> [MATERIALS PROVIDED]:
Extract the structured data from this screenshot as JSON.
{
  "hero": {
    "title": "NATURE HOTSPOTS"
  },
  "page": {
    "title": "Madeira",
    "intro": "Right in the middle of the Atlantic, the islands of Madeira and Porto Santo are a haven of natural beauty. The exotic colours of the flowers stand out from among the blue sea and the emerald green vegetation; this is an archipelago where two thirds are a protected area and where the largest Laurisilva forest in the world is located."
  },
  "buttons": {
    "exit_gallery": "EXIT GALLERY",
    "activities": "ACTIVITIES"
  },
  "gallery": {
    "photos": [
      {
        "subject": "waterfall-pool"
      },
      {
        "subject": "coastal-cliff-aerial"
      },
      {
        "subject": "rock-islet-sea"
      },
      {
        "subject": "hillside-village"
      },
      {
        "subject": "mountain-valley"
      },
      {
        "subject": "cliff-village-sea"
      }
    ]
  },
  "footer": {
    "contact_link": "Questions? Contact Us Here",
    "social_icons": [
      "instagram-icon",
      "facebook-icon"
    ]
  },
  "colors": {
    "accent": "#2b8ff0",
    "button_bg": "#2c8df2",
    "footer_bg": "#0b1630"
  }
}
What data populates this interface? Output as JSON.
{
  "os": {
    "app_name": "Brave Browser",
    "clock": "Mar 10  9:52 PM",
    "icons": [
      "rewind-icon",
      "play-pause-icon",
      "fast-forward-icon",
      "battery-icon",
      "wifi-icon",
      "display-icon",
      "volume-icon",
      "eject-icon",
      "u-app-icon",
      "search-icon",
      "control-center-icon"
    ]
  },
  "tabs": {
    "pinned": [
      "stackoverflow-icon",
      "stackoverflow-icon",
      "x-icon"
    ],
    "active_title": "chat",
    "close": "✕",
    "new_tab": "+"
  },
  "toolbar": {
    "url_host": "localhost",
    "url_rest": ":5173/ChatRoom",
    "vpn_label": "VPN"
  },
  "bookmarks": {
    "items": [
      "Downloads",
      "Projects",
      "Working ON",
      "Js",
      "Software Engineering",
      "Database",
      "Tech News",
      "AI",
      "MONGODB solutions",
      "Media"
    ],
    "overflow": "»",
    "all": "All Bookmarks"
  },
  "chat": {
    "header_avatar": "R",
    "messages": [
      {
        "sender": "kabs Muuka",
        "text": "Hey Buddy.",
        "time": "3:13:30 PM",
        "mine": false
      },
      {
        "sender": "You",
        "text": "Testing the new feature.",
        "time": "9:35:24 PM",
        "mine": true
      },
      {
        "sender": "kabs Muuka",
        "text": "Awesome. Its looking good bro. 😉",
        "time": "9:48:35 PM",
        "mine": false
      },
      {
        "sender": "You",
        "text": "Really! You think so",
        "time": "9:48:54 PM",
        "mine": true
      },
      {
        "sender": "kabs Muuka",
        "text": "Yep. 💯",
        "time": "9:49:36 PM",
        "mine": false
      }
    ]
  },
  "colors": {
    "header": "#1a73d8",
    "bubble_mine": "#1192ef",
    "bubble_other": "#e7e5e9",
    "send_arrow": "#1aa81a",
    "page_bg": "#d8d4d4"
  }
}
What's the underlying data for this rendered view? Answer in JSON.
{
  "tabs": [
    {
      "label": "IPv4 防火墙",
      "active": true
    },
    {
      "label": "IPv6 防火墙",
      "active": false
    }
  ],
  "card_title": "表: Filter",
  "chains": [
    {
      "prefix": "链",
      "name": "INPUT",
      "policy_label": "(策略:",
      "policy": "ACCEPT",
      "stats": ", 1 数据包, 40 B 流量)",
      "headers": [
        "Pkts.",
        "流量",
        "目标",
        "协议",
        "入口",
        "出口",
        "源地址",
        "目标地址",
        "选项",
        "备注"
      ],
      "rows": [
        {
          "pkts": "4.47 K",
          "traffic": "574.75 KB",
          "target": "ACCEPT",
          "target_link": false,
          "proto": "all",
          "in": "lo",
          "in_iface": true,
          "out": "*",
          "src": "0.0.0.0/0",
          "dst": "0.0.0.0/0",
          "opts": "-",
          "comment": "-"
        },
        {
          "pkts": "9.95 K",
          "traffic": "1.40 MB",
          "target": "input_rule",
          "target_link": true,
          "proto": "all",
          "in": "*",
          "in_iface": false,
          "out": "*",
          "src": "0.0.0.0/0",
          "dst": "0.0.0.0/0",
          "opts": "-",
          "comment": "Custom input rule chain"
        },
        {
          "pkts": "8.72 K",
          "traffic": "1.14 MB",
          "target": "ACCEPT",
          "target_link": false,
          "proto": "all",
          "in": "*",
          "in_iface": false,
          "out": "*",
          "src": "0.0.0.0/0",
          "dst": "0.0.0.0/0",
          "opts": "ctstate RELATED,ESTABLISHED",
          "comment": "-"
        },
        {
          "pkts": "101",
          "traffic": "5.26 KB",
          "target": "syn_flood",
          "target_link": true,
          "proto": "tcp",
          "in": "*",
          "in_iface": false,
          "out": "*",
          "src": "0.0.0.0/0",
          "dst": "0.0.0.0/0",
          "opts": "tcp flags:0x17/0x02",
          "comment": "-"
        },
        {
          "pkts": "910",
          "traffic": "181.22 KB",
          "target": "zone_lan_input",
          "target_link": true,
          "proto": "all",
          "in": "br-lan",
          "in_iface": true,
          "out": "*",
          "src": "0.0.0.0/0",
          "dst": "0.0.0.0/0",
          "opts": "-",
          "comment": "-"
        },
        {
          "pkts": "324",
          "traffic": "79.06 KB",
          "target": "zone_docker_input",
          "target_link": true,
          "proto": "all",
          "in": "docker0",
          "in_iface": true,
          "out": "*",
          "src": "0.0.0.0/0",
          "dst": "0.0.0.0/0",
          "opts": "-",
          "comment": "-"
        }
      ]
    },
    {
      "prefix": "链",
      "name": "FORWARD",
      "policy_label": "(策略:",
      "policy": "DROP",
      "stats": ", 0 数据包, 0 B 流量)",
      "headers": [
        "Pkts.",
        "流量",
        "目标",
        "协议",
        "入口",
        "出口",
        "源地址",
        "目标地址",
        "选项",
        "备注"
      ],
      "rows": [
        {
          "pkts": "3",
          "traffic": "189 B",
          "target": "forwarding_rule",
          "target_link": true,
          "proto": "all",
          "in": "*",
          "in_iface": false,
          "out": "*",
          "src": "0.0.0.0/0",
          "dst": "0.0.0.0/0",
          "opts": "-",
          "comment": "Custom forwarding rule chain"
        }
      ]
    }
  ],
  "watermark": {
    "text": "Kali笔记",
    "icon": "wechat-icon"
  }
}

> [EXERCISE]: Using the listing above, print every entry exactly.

> [FINISHED EXERCISE]:
Extract the structured data from this screenshot as JSON.
{
  "hero": {
    "title": "NATURE HOTSPOTS"
  },
  "page": {
    "title": "Madeira",
    "intro": "Right in the middle of the Atlantic, the islands of Madeira and Porto Santo are a haven of natural beauty. The exotic colours of the flowers stand out from among the blue sea and the emerald green vegetation; this is an archipelago where two thirds are a protected area and where the largest Laurisilva forest in the world is located."
  },
  "buttons": {
    "exit_gallery": "EXIT GALLERY",
    "activities": "ACTIVITIES"
  },
  "gallery": {
    "photos": [
      {
        "subject": "waterfall-pool"
      },
      {
        "subject": "coastal-cliff-aerial"
      },
      {
        "subject": "rock-islet-sea"
      },
      {
        "subject": "hillside-village"
      },
      {
        "subject": "mountain-valley"
      },
      {
        "subject": "cliff-village-sea"
      }
    ]
  },
  "footer": {
    "contact_link": "Questions? Contact Us Here",
    "social_icons": [
      "instagram-icon",
      "facebook-icon"
    ]
  },
  "colors": {
    "accent": "#2b8ff0",
    "button_bg": "#2c8df2",
    "footer_bg": "#0b1630"
  }
}
What data populates this interface? Output as JSON.
{
  "os": {
    "app_name": "Brave Browser",
    "clock": "Mar 10  9:52 PM",
    "icons": [
      "rewind-icon",
      "play-pause-icon",
      "fast-forward-icon",
      "battery-icon",
      "wifi-icon",
      "display-icon",
      "volume-icon",
      "eject-icon",
      "u-app-icon",
      "search-icon",
      "control-center-icon"
    ]
  },
  "tabs": {
    "pinned": [
      "stackoverflow-icon",
      "stackoverflow-icon",
      "x-icon"
    ],
    "active_title": "chat",
    "close": "✕",
    "new_tab": "+"
  },
  "toolbar": {
    "url_host": "localhost",
    "url_rest": ":5173/ChatRoom",
    "vpn_label": "VPN"
  },
  "bookmarks": {
    "items": [
      "Downloads",
      "Projects",
      "Working ON",
      "Js",
      "Software Engineering",
      "Database",
      "Tech News",
      "AI",
      "MONGODB solutions",
      "Media"
    ],
    "overflow": "»",
    "all": "All Bookmarks"
  },
  "chat": {
    "header_avatar": "R",
    "messages": [
      {
        "sender": "kabs Muuka",
        "text": "Hey Buddy.",
        "time": "3:13:30 PM",
        "mine": false
      },
      {
        "sender": "You",
        "text": "Testing the new feature.",
        "time": "9:35:24 PM",
        "mine": true
      },
      {
        "sender": "kabs Muuka",
        "text": "Awesome. Its looking good bro. 😉",
        "time": "9:48:35 PM",
        "mine": false
      },
      {
        "sender": "You",
        "text": "Really! You think so",
        "time": "9:48:54 PM",
        "mine": true
      },
      {
        "sender": "kabs Muuka",
        "text": "Yep. 💯",
        "time": "9:49:36 PM",
        "mine": false
      }
    ]
  },
  "colors": {
    "header": "#1a73d8",
    "bubble_mine": "#1192ef",
    "bubble_other": "#e7e5e9",
    "send_arrow": "#1aa81a",
    "page_bg": "#d8d4d4"
  }
}
What's the underlying data for this rendered view? Answer in JSON.
{
  "tabs": [
    {
      "label": "IPv4 防火墙",
      "active": true
    },
    {
      "label": "IPv6 防火墙",
      "active": false
    }
  ],
  "card_title": "表: Filter",
  "chains": [
    {
      "prefix": "链",
      "name": "INPUT",
      "policy_label": "(策略:",
      "policy": "ACCEPT",
      "stats": ", 1 数据包, 40 B 流量)",
      "headers": [
        "Pkts.",
        "流量",
        "目标",
        "协议",
        "入口",
        "出口",
        "源地址",
        "目标地址",
        "选项",
        "备注"
      ],
      "rows": [
        {
          "pkts": "4.47 K",
          "traffic": "574.75 KB",
          "target": "ACCEPT",
          "target_link": false,
          "proto": "all",
          "in": "lo",
          "in_iface": true,
          "out": "*",
          "src": "0.0.0.0/0",
          "dst": "0.0.0.0/0",
          "opts": "-",
          "comment": "-"
        },
        {
          "pkts": "9.95 K",
          "traffic": "1.40 MB",
          "target": "input_rule",
          "target_link": true,
          "proto": "all",
          "in": "*",
          "in_iface": false,
          "out": "*",
          "src": "0.0.0.0/0",
          "dst": "0.0.0.0/0",
          "opts": "-",
          "comment": "Custom input rule chain"
        },
        {
          "pkts": "8.72 K",
          "traffic": "1.14 MB",
          "target": "ACCEPT",
          "target_link": false,
          "proto": "all",
          "in": "*",
          "in_iface": false,
          "out": "*",
          "src": "0.0.0.0/0",
          "dst": "0.0.0.0/0",
          "opts": "ctstate RELATED,ESTABLISHED",
          "comment": "-"
        },
        {
          "pkts": "101",
          "traffic": "5.26 KB",
          "target": "syn_flood",
          "target_link": true,
          "proto": "tcp",
          "in": "*",
          "in_iface": false,
          "out": "*",
          "src": "0.0.0.0/0",
          "dst": "0.0.0.0/0",
          "opts": "tcp flags:0x17/0x02",
          "comment": "-"
        },
        {
          "pkts": "910",
          "traffic": "181.22 KB",
          "target": "zone_lan_input",
          "target_link": true,
          "proto": "all",
          "in": "br-lan",
          "in_iface": true,
          "out": "*",
          "src": "0.0.0.0/0",
          "dst": "0.0.0.0/0",
          "opts": "-",
          "comment": "-"
        },
        {
          "pkts": "324",
          "traffic": "79.06 KB",
          "target": "zone_docker_input",
          "target_link": true,
          "proto": "all",
          "in": "docker0",
          "in_iface": true,
          "out": "*",
          "src": "0.0.0.0/0",
          "dst": "0.0.0.0/0",
          "opts": "-",
          "comment": "-"
        }
      ]
    },
    {
      "prefix": "链",
      "name": "FORWARD",
      "policy_label": "(策略:",
      "policy": "DROP",
      "stats": ", 0 数据包, 0 B 流量)",
      "headers": [
        "Pkts.",
        "流量",
        "目标",
        "协议",
        "入口",
        "出口",
        "源地址",
        "目标地址",
        "选项",
        "备注"
      ],
      "rows": [
        {
          "pkts": "3",
          "traffic": "189 B",
          "target": "forwarding_rule",
          "target_link": true,
          "proto": "all",
          "in": "*",
          "in_iface": false,
          "out": "*",
          "src": "0.0.0.0/0",
          "dst": "0.0.0.0/0",
          "opts": "-",
          "comment": "Custom forwarding rule chain"
        }
      ]
    }
  ],
  "watermark": {
    "text": "Kali笔记",
    "icon": "wechat-icon"
  }
}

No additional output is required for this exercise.